Component data from apps and pages:
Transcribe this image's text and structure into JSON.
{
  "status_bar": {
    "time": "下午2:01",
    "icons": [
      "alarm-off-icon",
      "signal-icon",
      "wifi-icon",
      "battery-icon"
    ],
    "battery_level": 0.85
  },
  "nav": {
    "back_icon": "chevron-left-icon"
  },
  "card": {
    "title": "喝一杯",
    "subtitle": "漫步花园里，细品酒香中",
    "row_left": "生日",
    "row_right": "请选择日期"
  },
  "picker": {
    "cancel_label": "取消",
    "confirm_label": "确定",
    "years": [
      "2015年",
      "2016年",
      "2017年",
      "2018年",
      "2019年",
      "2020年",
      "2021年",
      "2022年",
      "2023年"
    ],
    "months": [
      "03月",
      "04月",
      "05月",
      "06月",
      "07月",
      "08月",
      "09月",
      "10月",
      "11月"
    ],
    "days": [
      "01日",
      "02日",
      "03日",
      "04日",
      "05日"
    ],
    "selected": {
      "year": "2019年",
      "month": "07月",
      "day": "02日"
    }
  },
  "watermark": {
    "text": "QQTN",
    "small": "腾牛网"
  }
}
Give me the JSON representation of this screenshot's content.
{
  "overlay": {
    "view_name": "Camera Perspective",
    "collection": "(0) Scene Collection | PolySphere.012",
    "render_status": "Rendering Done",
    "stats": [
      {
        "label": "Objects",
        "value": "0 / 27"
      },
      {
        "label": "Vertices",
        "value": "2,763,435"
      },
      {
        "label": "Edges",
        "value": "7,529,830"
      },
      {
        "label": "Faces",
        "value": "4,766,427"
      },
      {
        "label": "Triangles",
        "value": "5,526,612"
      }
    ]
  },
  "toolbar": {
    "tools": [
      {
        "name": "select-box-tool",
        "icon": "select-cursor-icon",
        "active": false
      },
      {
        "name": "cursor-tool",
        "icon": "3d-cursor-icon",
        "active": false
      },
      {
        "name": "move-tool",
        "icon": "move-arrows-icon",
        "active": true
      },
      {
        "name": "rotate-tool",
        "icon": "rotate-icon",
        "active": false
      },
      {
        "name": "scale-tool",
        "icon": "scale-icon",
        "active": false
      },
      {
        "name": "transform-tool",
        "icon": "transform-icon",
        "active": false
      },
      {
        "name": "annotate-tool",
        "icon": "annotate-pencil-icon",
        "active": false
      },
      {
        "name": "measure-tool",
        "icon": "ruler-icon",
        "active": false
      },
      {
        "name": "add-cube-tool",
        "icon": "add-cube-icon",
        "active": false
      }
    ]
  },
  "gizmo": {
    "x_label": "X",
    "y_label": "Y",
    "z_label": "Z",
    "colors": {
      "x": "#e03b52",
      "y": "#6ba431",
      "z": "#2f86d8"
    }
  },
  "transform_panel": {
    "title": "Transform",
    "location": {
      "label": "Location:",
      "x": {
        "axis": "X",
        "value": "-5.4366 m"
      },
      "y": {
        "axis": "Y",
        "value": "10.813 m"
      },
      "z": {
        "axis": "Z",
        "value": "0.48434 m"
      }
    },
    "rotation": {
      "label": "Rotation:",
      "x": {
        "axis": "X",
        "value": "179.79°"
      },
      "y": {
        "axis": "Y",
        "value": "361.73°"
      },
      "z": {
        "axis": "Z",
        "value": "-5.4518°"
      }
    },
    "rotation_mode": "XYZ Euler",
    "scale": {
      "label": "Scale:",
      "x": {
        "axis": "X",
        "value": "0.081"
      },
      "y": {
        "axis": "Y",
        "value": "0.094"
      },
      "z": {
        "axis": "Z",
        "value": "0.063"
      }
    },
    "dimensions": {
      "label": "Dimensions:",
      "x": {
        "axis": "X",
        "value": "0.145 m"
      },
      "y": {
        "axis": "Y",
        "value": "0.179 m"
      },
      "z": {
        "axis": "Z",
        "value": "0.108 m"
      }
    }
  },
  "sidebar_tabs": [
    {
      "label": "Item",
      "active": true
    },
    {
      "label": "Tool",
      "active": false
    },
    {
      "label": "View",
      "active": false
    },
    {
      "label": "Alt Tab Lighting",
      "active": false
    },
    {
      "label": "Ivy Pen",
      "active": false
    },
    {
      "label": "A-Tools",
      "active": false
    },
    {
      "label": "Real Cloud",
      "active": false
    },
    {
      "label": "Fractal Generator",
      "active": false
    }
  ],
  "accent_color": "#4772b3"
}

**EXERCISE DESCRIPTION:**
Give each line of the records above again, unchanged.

**RESPONSE TO THIS TASK:**
Transcribe this image's text and structure into JSON.
{
  "status_bar": {
    "time": "下午2:01",
    "icons": [
      "alarm-off-icon",
      "signal-icon",
      "wifi-icon",
      "battery-icon"
    ],
    "battery_level": 0.85
  },
  "nav": {
    "back_icon": "chevron-left-icon"
  },
  "card": {
    "title": "喝一杯",
    "subtitle": "漫步花园里，细品酒香中",
    "row_left": "生日",
    "row_right": "请选择日期"
  },
  "picker": {
    "cancel_label": "取消",
    "confirm_label": "确定",
    "years": [
      "2015年",
      "2016年",
      "2017年",
      "2018年",
      "2019年",
      "2020年",
      "2021年",
      "2022年",
      "2023年"
    ],
    "months": [
      "03月",
      "04月",
      "05月",
      "06月",
      "07月",
      "08月",
      "09月",
      "10月",
      "11月"
    ],
    "days": [
      "01日",
      "02日",
      "03日",
      "04日",
      "05日"
    ],
    "selected": {
      "year": "2019年",
      "month": "07月",
      "day": "02日"
    }
  },
  "watermark": {
    "text": "QQTN",
    "small": "腾牛网"
  }
}
Give me the JSON representation of this screenshot's content.
{
  "overlay": {
    "view_name": "Camera Perspective",
    "collection": "(0) Scene Collection | PolySphere.012",
    "render_status": "Rendering Done",
    "stats": [
      {
        "label": "Objects",
        "value": "0 / 27"
      },
      {
        "label": "Vertices",
        "value": "2,763,435"
      },
      {
        "label": "Edges",
        "value": "7,529,830"
      },
      {
        "label": "Faces",
        "value": "4,766,427"
      },
      {
        "label": "Triangles",
        "value": "5,526,612"
      }
    ]
  },
  "toolbar": {
    "tools": [
      {
        "name": "select-box-tool",
        "icon": "select-cursor-icon",
        "active": false
      },
      {
        "name": "cursor-tool",
        "icon": "3d-cursor-icon",
        "active": false
      },
      {
        "name": "move-tool",
        "icon": "move-arrows-icon",
        "active": true
      },
      {
        "name": "rotate-tool",
        "icon": "rotate-icon",
        "active": false
      },
      {
        "name": "scale-tool",
        "icon": "scale-icon",
        "active": false
      },
      {
        "name": "transform-tool",
        "icon": "transform-icon",
        "active": false
      },
      {
        "name": "annotate-tool",
        "icon": "annotate-pencil-icon",
        "active": false
      },
      {
        "name": "measure-tool",
        "icon": "ruler-icon",
        "active": false
      },
      {
        "name": "add-cube-tool",
        "icon": "add-cube-icon",
        "active": false
      }
    ]
  },
  "gizmo": {
    "x_label": "X",
    "y_label": "Y",
    "z_label": "Z",
    "colors": {
      "x": "#e03b52",
      "y": "#6ba431",
      "z": "#2f86d8"
    }
  },
  "transform_panel": {
    "title": "Transform",
    "location": {
      "label": "Location:",
      "x": {
        "axis": "X",
        "value": "-5.4366 m"
      },
      "y": {
        "axis": "Y",
        "value": "10.813 m"
      },
      "z": {
        "axis": "Z",
        "value": "0.48434 m"
      }
    },
    "rotation": {
      "label": "Rotation:",
      "x": {
        "axis": "X",
        "value": "179.79°"
      },
      "y": {
        "axis": "Y",
        "value": "361.73°"
      },
      "z": {
        "axis": "Z",
        "value": "-5.4518°"
      }
    },
    "rotation_mode": "XYZ Euler",
    "scale": {
      "label": "Scale:",
      "x": {
        "axis": "X",
        "value": "0.081"
      },
      "y": {
        "axis": "Y",
        "value": "0.094"
      },
      "z": {
        "axis": "Z",
        "value": "0.063"
      }
    },
    "dimensions": {
      "label": "Dimensions:",
      "x": {
        "axis": "X",
        "value": "0.145 m"
      },
      "y": {
        "axis": "Y",
        "value": "0.179 m"
      },
      "z": {
        "axis": "Z",
        "value": "0.108 m"
      }
    }
  },
  "sidebar_tabs": [
    {
      "label": "Item",
      "active": true
    },
    {
      "label": "Tool",
      "active": false
    },
    {
      "label": "View",
      "active": false
    },
    {
      "label": "Alt Tab Lighting",
      "active": false
    },
    {
      "label": "Ivy Pen",
      "active": false
    },
    {
      "label": "A-Tools",
      "active": false
    },
    {
      "label": "Real Cloud",
      "active": false
    },
    {
      "label": "Fractal Generator",
      "active": false
    }
  ],
  "accent_color": "#4772b3"
}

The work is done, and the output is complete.